Watching him paint today in his open-plan studio, manipulating gooey and rough material or drilling holes and bending wires – tactility evoked in the recollections too. Each recollection is a warped and crafted piece like the interstitial and illustrative artworks which are distributed liberally here. His predominant painterly style is somewhere between Bacon and Stanley Donwood, faces framed or scrubbed out with charcoal darkness, screaming with arms leering, sinking towards scrawled trees or strangers. In their raw, expressionistic simplicity they reach back towards childhood and adolescence as he gives us verbal vignettes which are always very engrossing – an unrecountable childhood horror, his first artistic inspirations, his father striding off to work in a ten-gallon hat, his father’s hilarious reaction to his experiments with “dead birds” and “different stages of fruit” (“David, don’t have kids.”)

Reaching back into this underexplored period in his development dredges up the germs of images from his later work: a formative encounter with a bloodied and naked woman on a lawn which clearly informed BV; experience of dead bodies and imagining their stories in the same way that we imagine Laura Palmer’s when she’s wrapped in plastic; Bob Dylan hateful and miniscule like any number of shrunken grotesques in his films. Despite this connectivity – and the way we watch the Super 8 footage of suburban lawns and fences through his later representations – JN’s film develops a distinctive style and atmosphere (though partly by taking off from DL’s quite different painting work). Excellent score echoes bluesy heat of Lost Highway and Badalamenti’s ambient threat but also blends the industrial nightmare of Lynch’s Philadelphia with noisey clatter which evokes Mika Vainio.

8

Alphaville (1965)

42ce7bf80d6ea0c5aa9fc1b76a935892-1420692

The opening sequences are excellent; thinking forward to Bladerunner with the noir pastiches, then the tracking shots of sullen Caution in the hotel (terminuses, outposts, a little of Ashes and Diamonds). Then the bedroom scene is absolute gold: brash, wild, hilarious, perfect introduction to the way LC punctures this world of perverted efficiency with his ruthless, provincial, illogical violence. Some incredible camerawork here out, too, particularly in externally tracking a glass lift down a floor.

The grimness and the systemic absurdity put this in a Russian mode for me; maybe Zamyatin or Roadside Picnic. The world is, at times, as intensely refractive as Cléo de 5 a 7‘s Paris; loved watching LC track his own plot through the lobbies and dimly lit streets. At the same time, the whirring and spinning technology on show here is fascinating, humanised in its visual mechanics unlike today’s abstracted and occluded digital computing.

Then the script really bulks up, and A begins to drag its heels. There are interminable hotel scenes where the dynamics of the political setup are simplified (after some opaque narration by the central tracheotomic HAL character Alpha 60) into generic binaries of technology/humanity, rationality/sensation, trans/humanism. Begins to lose its flavour in spite of frenetic accelerations and a pulpy, destructive climax. By the time the inevitable disruptive editing effects kick in they feel like excessive seasoning.

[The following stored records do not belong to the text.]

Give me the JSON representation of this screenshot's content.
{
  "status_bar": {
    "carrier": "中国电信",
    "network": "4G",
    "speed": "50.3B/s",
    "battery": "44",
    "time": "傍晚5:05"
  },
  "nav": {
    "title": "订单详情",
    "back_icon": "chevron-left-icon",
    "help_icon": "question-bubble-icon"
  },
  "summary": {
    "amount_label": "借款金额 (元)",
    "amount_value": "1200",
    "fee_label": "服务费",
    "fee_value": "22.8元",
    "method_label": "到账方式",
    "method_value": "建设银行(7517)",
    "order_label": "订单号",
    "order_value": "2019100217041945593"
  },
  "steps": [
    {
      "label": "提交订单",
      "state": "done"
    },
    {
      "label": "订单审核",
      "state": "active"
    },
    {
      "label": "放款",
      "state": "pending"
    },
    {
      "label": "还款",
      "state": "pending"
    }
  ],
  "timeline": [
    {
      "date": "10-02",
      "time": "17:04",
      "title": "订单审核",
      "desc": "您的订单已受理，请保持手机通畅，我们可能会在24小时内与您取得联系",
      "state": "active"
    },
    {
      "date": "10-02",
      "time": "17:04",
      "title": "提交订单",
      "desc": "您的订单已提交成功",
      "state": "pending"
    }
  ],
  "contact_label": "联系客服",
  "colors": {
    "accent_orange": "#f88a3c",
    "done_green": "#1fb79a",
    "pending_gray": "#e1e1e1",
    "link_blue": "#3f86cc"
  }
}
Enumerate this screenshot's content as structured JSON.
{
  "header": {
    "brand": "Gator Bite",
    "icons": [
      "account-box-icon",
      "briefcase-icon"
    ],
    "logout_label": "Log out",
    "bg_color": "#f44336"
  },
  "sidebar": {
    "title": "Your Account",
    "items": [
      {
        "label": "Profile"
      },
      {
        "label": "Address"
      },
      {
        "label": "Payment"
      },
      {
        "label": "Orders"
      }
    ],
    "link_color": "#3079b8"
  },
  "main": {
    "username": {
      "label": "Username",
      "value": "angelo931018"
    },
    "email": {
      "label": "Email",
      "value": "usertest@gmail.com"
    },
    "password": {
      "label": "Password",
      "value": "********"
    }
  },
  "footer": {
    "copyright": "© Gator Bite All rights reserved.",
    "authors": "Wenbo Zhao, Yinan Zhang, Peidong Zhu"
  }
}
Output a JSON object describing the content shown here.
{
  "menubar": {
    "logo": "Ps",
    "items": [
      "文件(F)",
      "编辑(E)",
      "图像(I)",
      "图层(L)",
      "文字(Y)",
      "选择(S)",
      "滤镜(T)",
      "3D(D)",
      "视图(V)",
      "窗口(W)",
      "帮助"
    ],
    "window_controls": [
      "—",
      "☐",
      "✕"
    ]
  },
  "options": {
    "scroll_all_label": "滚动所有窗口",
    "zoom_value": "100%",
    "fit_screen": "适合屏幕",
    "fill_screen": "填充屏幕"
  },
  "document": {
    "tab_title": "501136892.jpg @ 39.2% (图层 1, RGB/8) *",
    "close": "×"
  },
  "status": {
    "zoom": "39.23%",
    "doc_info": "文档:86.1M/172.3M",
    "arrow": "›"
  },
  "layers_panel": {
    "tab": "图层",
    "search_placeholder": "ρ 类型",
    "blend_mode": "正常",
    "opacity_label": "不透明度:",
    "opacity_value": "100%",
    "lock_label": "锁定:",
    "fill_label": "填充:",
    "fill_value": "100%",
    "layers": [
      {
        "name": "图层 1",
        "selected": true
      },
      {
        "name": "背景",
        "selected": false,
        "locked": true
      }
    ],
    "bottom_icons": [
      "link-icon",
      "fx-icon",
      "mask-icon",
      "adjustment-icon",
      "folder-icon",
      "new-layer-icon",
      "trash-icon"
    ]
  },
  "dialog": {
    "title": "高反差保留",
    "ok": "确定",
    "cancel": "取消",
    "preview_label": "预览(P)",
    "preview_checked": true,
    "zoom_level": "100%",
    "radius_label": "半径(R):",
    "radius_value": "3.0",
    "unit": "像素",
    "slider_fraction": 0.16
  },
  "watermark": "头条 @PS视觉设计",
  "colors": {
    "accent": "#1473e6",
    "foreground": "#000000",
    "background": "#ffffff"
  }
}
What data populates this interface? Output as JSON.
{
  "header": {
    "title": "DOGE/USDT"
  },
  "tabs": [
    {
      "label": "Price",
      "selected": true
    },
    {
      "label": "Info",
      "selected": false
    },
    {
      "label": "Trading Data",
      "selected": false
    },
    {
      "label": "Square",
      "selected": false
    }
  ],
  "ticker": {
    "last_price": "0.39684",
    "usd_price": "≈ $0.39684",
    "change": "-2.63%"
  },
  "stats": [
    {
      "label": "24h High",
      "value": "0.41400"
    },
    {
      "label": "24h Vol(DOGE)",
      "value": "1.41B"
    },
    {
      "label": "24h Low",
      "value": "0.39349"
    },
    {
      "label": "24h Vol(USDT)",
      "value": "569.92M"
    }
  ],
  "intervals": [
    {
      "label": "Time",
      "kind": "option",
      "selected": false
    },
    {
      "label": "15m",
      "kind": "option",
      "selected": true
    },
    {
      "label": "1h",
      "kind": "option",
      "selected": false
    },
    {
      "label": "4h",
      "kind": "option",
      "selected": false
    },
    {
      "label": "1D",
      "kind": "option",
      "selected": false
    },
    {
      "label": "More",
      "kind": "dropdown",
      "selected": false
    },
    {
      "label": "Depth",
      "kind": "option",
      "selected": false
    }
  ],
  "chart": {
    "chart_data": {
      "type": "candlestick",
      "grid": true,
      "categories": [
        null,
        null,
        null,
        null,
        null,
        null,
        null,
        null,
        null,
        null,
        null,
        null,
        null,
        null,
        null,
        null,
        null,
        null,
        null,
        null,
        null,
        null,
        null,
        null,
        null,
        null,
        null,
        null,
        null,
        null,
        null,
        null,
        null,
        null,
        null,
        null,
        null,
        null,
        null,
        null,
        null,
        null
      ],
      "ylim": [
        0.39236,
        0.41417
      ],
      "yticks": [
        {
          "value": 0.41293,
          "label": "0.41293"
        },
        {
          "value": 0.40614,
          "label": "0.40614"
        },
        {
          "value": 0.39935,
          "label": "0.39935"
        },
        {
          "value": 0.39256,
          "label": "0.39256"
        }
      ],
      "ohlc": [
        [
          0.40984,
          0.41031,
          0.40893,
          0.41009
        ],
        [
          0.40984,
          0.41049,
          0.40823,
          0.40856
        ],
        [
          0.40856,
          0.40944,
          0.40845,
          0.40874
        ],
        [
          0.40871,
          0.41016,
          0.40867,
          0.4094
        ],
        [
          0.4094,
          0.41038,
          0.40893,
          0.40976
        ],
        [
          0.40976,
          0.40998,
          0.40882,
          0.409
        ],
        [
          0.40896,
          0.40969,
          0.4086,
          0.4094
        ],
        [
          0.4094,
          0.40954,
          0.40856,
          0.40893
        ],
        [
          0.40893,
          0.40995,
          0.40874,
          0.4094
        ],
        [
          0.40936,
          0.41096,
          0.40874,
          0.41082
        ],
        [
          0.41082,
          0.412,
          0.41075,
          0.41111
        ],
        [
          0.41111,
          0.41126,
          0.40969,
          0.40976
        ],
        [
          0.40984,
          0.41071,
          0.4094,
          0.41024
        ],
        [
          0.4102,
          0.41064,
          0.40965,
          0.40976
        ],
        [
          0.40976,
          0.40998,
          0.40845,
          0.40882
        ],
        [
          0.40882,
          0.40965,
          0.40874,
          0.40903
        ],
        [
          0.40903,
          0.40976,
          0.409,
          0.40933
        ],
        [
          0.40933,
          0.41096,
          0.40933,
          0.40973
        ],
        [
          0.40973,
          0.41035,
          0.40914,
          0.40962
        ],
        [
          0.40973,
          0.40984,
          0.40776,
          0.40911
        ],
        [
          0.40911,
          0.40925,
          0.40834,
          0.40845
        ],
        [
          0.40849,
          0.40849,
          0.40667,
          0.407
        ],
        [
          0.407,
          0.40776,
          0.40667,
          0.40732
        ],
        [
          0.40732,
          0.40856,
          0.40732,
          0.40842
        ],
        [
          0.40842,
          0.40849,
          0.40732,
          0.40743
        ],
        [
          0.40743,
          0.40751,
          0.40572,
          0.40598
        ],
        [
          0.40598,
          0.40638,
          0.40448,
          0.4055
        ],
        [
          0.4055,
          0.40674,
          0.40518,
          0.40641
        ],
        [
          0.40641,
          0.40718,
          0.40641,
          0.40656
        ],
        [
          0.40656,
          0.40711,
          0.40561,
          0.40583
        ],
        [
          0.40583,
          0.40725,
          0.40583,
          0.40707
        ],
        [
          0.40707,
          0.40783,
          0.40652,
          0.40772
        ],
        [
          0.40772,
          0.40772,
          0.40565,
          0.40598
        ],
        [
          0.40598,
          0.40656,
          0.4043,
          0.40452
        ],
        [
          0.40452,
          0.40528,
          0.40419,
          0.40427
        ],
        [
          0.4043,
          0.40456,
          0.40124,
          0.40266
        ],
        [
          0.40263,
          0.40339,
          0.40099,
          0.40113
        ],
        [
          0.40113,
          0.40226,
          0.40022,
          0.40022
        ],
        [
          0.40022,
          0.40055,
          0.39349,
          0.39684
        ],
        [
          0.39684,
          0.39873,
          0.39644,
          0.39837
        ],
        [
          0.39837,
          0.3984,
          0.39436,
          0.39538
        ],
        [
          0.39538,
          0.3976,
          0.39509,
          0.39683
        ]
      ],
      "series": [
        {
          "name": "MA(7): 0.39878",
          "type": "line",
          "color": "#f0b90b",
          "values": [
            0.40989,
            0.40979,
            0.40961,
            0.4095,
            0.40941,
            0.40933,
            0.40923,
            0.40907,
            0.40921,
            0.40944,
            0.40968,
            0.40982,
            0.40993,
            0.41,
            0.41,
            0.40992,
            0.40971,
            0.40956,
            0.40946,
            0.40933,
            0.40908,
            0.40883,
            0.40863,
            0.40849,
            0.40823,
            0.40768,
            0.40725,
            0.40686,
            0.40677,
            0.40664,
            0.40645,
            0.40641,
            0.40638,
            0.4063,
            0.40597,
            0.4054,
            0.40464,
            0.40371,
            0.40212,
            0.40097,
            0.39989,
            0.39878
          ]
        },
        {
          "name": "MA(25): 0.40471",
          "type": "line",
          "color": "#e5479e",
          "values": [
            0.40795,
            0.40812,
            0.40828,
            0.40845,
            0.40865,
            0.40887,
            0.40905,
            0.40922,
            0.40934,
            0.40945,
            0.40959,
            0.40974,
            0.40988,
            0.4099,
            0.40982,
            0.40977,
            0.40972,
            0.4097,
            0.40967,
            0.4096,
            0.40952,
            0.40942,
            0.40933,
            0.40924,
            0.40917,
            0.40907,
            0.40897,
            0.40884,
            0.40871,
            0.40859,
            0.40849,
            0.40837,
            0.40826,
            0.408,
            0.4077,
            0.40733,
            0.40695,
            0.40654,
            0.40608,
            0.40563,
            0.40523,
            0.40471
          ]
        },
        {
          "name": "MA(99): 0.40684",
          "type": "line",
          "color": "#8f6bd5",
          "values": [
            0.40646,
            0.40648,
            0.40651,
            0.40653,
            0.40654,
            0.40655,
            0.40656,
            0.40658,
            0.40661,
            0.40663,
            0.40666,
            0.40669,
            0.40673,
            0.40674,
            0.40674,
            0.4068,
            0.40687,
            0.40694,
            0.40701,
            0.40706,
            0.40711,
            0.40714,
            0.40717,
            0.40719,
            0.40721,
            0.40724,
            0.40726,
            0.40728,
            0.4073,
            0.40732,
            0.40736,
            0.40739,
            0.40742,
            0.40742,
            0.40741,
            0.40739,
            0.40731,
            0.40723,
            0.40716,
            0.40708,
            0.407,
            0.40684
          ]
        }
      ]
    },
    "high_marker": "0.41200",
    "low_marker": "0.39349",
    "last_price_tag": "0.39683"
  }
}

Perhaps because I connect it most closely, as a holistic piece, to Marker’s superior La Jetée, which seems wordless in spite of its narration. Would seriously consider watching again with no sound (despite an excellently menacing score) or at least no subs.

100th note.

7